- INPUT DATA

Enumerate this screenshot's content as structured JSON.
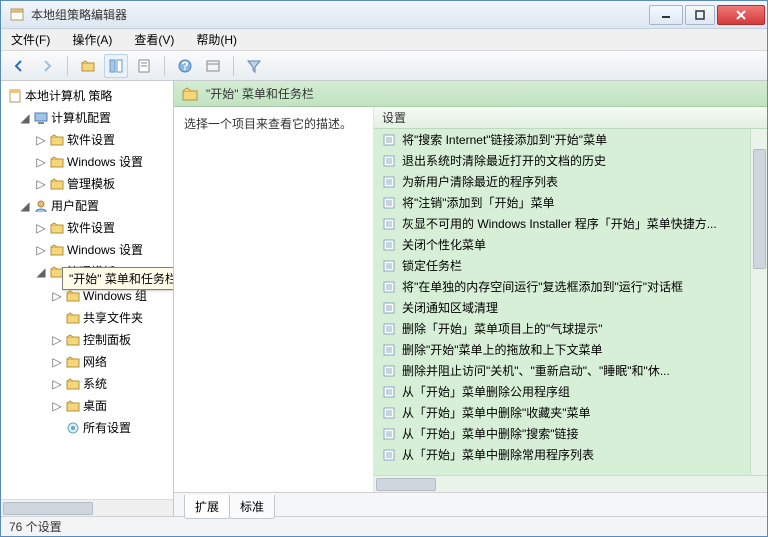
{
  "window": {
    "title": "本地组策略编辑器"
  },
  "menu": {
    "file": "文件(F)",
    "action": "操作(A)",
    "view": "查看(V)",
    "help": "帮助(H)"
  },
  "tree": {
    "root": "本地计算机 策略",
    "computer": "计算机配置",
    "user": "用户配置",
    "software": "软件设置",
    "windows_settings": "Windows 设置",
    "admin_templates": "管理模板",
    "windows_components": "Windows 组",
    "shared_folders": "共享文件夹",
    "control_panel": "控制面板",
    "network": "网络",
    "system": "系统",
    "desktop": "桌面",
    "all_settings": "所有设置"
  },
  "tooltip": {
    "text": "\"开始\" 菜单和任务栏"
  },
  "right": {
    "header": "\"开始\" 菜单和任务栏",
    "desc": "选择一个项目来查看它的描述。",
    "col_setting": "设置",
    "items": [
      "将\"搜索 Internet\"链接添加到\"开始\"菜单",
      "退出系统时清除最近打开的文档的历史",
      "为新用户清除最近的程序列表",
      "将\"注销\"添加到「开始」菜单",
      "灰显不可用的 Windows Installer 程序「开始」菜单快捷方...",
      "关闭个性化菜单",
      "锁定任务栏",
      "将\"在单独的内存空间运行\"复选框添加到\"运行\"对话框",
      "关闭通知区域清理",
      "删除「开始」菜单项目上的\"气球提示\"",
      "删除\"开始\"菜单上的拖放和上下文菜单",
      "删除并阻止访问\"关机\"、\"重新启动\"、\"睡眠\"和\"休...",
      "从「开始」菜单删除公用程序组",
      "从「开始」菜单中删除\"收藏夹\"菜单",
      "从「开始」菜单中删除\"搜索\"链接",
      "从「开始」菜单中删除常用程序列表"
    ]
  },
  "tabs": {
    "extended": "扩展",
    "standard": "标准"
  },
  "status": {
    "text": "76 个设置"
  }
}
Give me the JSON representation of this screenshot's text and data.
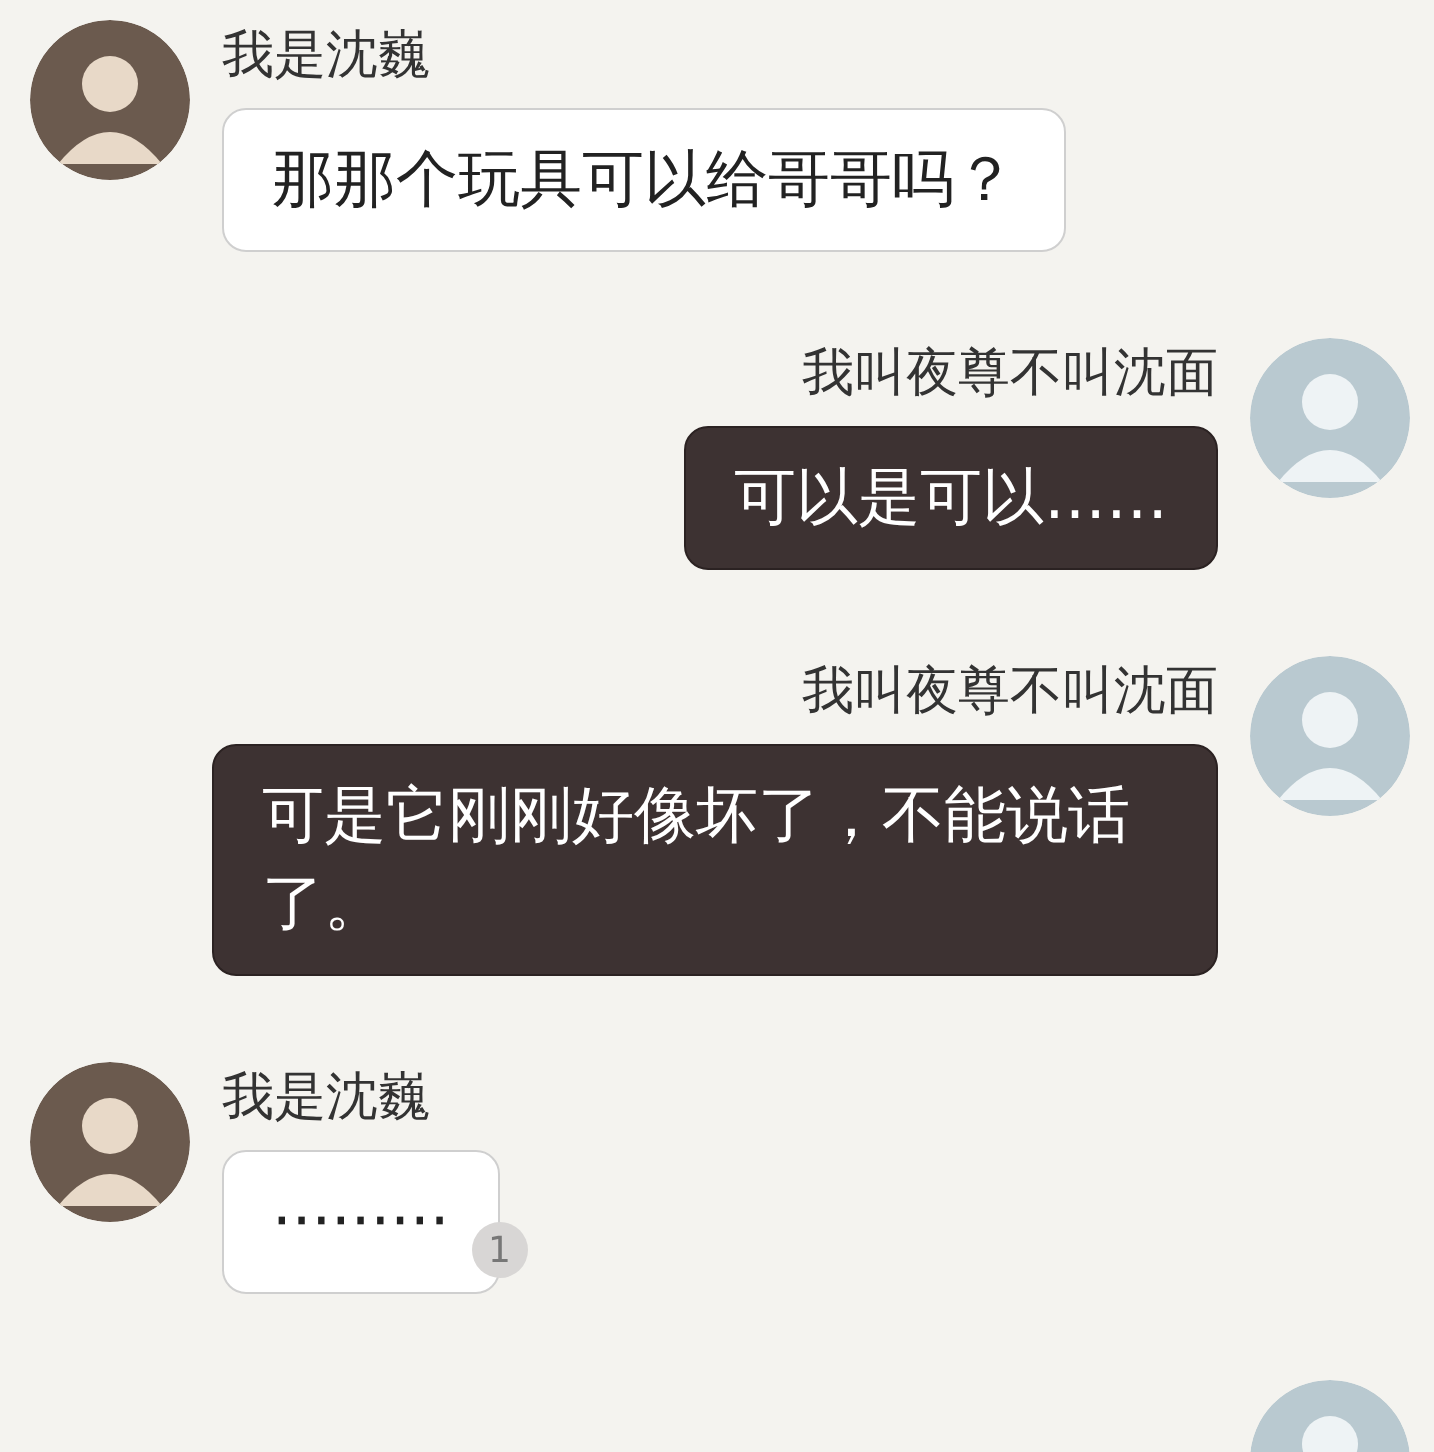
{
  "messages": [
    {
      "kind": "left",
      "sender": "我是沈巍",
      "text": "那那个玩具可以给哥哥吗？"
    },
    {
      "kind": "right",
      "sender": "我叫夜尊不叫沈面",
      "text": "可以是可以……"
    },
    {
      "kind": "right",
      "sender": "我叫夜尊不叫沈面",
      "text": "可是它刚刚好像坏了，不能说话了。"
    },
    {
      "kind": "left",
      "sender": "我是沈巍",
      "text": "·········",
      "badge": "1"
    }
  ],
  "more_below": true
}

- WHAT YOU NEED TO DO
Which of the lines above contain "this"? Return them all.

- WRITTEN RESPONSE
Enumerate this screenshot's content as structured JSON.
Give me the JSON representation of this screenshot's text and data.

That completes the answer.